Together with its companion The Hound of the Baskervilles, The Sign of Four was first broadcast in the USA in December 1983 on the pay-tv channel HBO and only much later in the UK on ITV's competitor Channel 4. Because the Granada series with Jeremy Brett had already aired by that time in England, it failed to make much of an impression and the American audience was likewise not particularly impressed. In Germany, both movies had been licensed and dubbed by the ZDF, whose first broadcasts at the end of the 1980s even included the original soundtrack alongside the dub in multichannel mode.
In the end, the appearance of Ian Richardson as Sherlock Holmes, who had sadly died in 2007 at the age of only 72, was only short-lived because the producers Sy Weintraub and Otto Plaschkes had chosen to rather take the settlement money from their lawsuit with Granada than continuing their own series, which would have to work hard against the British competition. It would have been interesting to see how other stories were filmed in this series, but Granada's takeover with Jeremy Brett was exactly the right thing to happen.
The Ian Richardson incarnations of The Sign of Four and The Hound of the Baskervilles had already been released on DVD in the USA and England in 2000 and while the British release reviewed in this article seems to be out of print, it might be worth tracking down instead of the overpriced US disc. Despite being a low-budget release from an unknown studio, image and sound are acceptable, if not perfect on this disc, but certainly watchable. There are numerous releases in Germany, some of which do not contain the original soundtrack and even one Blu-Ray which was upconverted from and old analogue videotape, so these are best avoided in favour of this British disc.
Although this DVD seems to be a low budget production from a license dealer, the image quality is not as bad as expected. According to the british rights owner Zia Films the movie was remastered in 1999, so that this DVD does not contain an old video master from the 1980s, but an at least somewhat newer transfer of the 35mm material.
The film sources were not completely clean and sometimes exhibit dropouts in the form of white and black dust and dirt, but has otherwise no other noticeable damages and looks surprisingly clean. For a 35mm production, sharpness is not the best, but this is probably caused by the older transfer equipment. Detail is, however, still on an acceptable level for a digital transfer and there is still a healthy amount of film grain visible. No additional sharpening has been applied, which also causes the transfer to appear slightly soft.
The image is not always completely rock steady, but there is no problematic wobbling or shaking at all. The colour timing is excellent, looking very natural, if sometimes a bit subdued like the Granada series, but not faded at all and very accudate on skin colours.
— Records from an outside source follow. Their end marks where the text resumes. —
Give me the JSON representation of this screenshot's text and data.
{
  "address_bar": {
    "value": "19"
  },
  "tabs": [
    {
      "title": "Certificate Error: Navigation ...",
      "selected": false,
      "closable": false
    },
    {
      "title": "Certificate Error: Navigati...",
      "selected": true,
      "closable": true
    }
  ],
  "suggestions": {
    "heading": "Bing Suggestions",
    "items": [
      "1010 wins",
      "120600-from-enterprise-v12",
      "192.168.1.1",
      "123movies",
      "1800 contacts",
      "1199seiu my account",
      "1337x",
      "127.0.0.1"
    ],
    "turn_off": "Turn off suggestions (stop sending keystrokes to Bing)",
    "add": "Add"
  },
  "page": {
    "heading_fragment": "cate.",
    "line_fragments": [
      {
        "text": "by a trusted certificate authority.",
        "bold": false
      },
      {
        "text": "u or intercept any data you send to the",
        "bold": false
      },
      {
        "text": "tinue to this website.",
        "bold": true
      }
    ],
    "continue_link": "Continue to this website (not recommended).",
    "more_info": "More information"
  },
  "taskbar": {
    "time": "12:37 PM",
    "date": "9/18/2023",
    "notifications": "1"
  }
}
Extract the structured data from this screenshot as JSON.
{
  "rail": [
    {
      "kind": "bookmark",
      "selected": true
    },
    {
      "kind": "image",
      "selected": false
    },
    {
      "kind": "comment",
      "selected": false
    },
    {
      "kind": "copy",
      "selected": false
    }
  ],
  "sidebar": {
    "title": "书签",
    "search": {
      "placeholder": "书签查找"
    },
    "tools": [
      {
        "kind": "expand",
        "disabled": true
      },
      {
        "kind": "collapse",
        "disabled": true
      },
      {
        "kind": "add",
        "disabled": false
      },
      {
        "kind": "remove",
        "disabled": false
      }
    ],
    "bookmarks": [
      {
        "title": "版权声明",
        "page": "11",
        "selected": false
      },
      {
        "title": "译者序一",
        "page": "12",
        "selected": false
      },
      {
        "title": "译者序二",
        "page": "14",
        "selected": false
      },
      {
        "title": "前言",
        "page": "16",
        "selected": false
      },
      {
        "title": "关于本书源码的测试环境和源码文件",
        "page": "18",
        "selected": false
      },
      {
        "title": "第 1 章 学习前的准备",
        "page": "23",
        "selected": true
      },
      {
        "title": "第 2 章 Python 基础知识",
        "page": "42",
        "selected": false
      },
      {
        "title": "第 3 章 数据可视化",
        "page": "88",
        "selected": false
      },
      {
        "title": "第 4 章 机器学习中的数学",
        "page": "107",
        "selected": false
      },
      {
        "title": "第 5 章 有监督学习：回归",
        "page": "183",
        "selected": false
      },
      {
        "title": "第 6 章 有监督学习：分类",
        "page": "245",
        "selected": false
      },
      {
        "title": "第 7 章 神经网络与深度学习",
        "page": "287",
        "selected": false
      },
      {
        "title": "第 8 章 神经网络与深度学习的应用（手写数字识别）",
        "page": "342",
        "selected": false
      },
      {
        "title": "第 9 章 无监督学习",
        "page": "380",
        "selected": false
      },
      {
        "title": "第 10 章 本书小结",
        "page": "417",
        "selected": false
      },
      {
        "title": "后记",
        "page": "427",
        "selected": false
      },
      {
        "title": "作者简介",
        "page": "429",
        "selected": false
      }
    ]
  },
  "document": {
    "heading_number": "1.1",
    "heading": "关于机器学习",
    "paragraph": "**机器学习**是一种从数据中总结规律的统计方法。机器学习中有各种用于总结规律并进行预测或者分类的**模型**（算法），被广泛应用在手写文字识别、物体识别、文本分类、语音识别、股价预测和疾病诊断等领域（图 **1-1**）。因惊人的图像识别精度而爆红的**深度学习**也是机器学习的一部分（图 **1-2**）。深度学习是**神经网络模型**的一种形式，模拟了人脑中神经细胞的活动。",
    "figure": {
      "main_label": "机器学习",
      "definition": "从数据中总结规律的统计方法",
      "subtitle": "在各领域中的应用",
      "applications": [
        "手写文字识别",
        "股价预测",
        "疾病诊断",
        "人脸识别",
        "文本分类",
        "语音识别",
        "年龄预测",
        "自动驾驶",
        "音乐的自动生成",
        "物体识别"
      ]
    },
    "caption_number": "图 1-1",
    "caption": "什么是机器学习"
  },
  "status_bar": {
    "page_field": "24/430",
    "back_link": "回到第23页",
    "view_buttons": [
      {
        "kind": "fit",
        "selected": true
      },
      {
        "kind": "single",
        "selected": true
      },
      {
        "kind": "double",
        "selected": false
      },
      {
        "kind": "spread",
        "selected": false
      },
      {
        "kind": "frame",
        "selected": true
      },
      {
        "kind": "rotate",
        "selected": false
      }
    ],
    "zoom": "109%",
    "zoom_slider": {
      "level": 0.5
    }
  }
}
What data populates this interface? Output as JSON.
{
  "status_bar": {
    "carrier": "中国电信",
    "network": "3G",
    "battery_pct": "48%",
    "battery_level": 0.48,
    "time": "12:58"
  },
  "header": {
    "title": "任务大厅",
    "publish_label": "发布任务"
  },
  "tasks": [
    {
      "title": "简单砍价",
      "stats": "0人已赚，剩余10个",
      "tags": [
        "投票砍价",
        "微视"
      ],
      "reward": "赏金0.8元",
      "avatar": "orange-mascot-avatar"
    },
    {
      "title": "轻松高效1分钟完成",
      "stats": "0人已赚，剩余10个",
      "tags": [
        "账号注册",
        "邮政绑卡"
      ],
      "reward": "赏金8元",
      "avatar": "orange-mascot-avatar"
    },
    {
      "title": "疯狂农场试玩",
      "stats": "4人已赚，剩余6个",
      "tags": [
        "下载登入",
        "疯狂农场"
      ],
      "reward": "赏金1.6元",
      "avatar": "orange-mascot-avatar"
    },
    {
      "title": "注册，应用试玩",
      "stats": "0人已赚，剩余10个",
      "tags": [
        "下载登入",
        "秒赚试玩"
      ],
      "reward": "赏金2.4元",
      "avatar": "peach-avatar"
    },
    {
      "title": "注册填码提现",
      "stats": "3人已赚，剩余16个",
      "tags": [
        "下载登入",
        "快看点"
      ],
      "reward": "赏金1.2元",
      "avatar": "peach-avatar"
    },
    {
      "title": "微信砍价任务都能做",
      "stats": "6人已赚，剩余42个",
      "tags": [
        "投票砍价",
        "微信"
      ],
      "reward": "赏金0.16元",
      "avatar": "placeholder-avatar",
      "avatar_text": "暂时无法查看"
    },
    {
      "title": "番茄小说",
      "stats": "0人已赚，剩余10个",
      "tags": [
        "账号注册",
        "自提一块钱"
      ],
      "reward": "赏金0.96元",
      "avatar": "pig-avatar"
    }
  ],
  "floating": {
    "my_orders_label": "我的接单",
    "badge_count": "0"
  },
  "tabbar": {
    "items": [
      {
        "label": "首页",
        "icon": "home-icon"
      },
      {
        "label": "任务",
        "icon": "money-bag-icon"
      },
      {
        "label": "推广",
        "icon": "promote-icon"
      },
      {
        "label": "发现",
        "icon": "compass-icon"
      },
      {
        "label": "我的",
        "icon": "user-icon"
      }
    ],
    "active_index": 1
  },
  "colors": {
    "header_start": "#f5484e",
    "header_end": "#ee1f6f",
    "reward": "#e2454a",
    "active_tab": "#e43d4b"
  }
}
Brighness and contrast are well-balanced too and even the compression is faultless, using an average bitrate of more than 5 mbit/s, causing no problems at all.
It may not be the best-looking DVD, but considering how terrible the earlier television broadcasts of the movie once looked, this transfer is still more than acceptable and certainly does the movie justice.